5 Reasons Why My Children Are Vaccinated
Since the COVID-19 pandemic, routine vaccines have sharply declined nationwide. The largest decline in childhood immunization rates has been in children over 24 months. Vaccine hesitancy is real, but vaccines are a selfless act of prevention that protect those who are more vulnerable -- it’s a no brainer how vital they are to our community. The decline in vaccines increases the risk of vaccine-preventable disease outbreaks is concerning to say the least.
First and foremost, I want to address the elephant in the room – yes, I am PRO-vaccines, even in children. I know this can be a controversial topic, and I am not interested in debating, but I do want to share 5 reasons why child vaccines are important.
Five Important Reasons to Vaccinate Your Child:
1. Immunizations can save your child’s life. Vaccines help provide immunity before kids are exposed to potentially life-threatening diseases.
2. Vaccinations are safe and they work! Vaccines are carefully reviewed by scientists and healthcare professionals before they are ever given to children. While vaccines do typically involve some discomfort and may cause pain, redness, or tenderness at the site of injection, these side effects are minimal compared to the pain and/or discomfort associated with the actual diseases. Serious side effects are very rare, and the benefits of getting the vaccine greatly outweigh the risks for almost all children.
3. Immunizations protect your other loved ones as well. Not only do vaccinations create the strongest immunity for kids, staying up to date on vaccines also protects people in our community who may not be able to be vaccinated.
4. Immunizations can save your family time and money. I can’t stress enough the detrimental effects of not getting vaccinated. A child with a disease that can be prevented by vaccination can lead to missing school or daycare. Some vaccine-preventable diseases can result in a need for long-term treatment which can take a financial toll on a family due to loss of wages from not being able to work and medical bills. Vaccines are usually covered by insurance and are a super good investment!

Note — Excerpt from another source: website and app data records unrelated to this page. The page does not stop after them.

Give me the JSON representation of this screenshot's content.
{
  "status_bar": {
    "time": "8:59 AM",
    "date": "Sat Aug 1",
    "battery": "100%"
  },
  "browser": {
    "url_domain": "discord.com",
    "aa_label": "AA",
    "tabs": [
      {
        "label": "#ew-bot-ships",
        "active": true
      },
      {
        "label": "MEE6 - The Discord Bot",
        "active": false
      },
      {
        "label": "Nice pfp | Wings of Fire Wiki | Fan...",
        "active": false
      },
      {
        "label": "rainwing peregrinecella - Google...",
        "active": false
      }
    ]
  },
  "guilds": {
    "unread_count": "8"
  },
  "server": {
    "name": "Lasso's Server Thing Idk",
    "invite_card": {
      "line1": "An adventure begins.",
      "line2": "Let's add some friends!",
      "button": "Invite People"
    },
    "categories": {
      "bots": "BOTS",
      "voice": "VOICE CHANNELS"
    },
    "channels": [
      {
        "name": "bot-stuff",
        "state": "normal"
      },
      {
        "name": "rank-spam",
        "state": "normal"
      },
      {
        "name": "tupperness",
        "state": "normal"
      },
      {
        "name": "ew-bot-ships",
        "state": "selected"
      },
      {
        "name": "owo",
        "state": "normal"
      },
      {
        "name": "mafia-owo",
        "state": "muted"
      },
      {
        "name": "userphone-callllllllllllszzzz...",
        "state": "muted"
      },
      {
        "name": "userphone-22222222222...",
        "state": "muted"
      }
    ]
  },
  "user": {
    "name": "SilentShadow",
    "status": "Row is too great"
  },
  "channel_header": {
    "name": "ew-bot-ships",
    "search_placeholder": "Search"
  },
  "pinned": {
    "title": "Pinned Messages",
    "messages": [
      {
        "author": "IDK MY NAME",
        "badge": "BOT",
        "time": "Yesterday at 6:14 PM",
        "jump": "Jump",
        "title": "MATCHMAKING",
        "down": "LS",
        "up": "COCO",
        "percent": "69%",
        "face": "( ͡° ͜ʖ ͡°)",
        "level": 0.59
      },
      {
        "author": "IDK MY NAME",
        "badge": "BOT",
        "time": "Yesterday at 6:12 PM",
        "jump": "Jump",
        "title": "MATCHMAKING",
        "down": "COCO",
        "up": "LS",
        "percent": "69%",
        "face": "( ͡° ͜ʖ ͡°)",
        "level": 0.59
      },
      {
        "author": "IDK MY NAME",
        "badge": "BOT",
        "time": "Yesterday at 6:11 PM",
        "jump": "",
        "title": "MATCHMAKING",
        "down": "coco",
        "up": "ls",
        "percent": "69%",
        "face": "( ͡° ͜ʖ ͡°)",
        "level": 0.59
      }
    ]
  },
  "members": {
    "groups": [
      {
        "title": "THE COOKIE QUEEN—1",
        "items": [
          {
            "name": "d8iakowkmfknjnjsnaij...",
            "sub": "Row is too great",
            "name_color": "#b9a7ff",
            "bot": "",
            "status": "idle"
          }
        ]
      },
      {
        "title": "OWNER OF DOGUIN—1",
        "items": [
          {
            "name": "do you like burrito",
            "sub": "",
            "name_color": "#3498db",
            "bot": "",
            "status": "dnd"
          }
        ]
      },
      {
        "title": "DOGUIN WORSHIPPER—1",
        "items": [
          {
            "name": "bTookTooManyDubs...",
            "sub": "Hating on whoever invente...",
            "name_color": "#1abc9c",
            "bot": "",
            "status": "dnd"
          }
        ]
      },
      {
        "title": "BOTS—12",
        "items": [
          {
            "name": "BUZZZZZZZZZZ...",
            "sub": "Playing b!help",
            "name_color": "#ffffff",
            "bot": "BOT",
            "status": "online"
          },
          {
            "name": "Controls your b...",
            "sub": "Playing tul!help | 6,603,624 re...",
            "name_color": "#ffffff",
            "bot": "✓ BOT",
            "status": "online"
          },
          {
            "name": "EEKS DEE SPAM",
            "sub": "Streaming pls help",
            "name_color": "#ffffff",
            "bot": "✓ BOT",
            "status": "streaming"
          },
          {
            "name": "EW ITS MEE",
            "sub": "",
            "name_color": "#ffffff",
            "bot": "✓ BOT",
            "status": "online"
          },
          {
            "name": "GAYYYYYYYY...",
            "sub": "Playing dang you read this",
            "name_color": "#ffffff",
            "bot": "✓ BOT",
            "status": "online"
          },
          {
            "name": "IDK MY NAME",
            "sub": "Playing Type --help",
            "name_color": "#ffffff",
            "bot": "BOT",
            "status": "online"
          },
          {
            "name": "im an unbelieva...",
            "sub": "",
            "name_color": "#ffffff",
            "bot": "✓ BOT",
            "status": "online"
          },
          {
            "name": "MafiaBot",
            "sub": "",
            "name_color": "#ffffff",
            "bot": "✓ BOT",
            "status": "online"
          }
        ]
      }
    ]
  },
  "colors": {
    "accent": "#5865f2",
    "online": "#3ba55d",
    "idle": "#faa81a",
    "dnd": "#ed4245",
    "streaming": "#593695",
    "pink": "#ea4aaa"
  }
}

5. Immunization protects future generations. Vaccines have significantly reduced, and in some cases, eliminated many fatal and/or debilitating diseases that were seen a few generations ago. A good example of this is smallpox. Our children don’t have to get the smallpox vaccine because the disease no longer exists thanks to widespread immunization in previous generations. If we continue to prioritize vaccinations now and wholeheartedly comply, the preventable diseases that we are all battling today may be a thing of the past in the future.
I know shots can be scary, but I hope now you see the benefits of what keeping your children and yourself up to date on vaccinations can do for our community of immunity. I encourage you to talk to your family doctor about what vaccines are recommended for your kids and yourself and how to catch up if you’re behind.
We have also hit a plateau of those getting the COVID-19 vaccination. The COVID-19 vaccine has been proven to be safe and effective, and now everyone 12 and up are eligible. As they continue to study the vaccine’s effect in younger children, your family doctor and the CDC will be great resources to you. Putting an end to the pandemic requires everyone doing their part – that includes taking preventive measures and choosing to get vaccinated.
Join me in helping build a community of immunity. Talk to your family physician or visit familydoctor.org/vaccines to learn more about recommended childhood vaccines.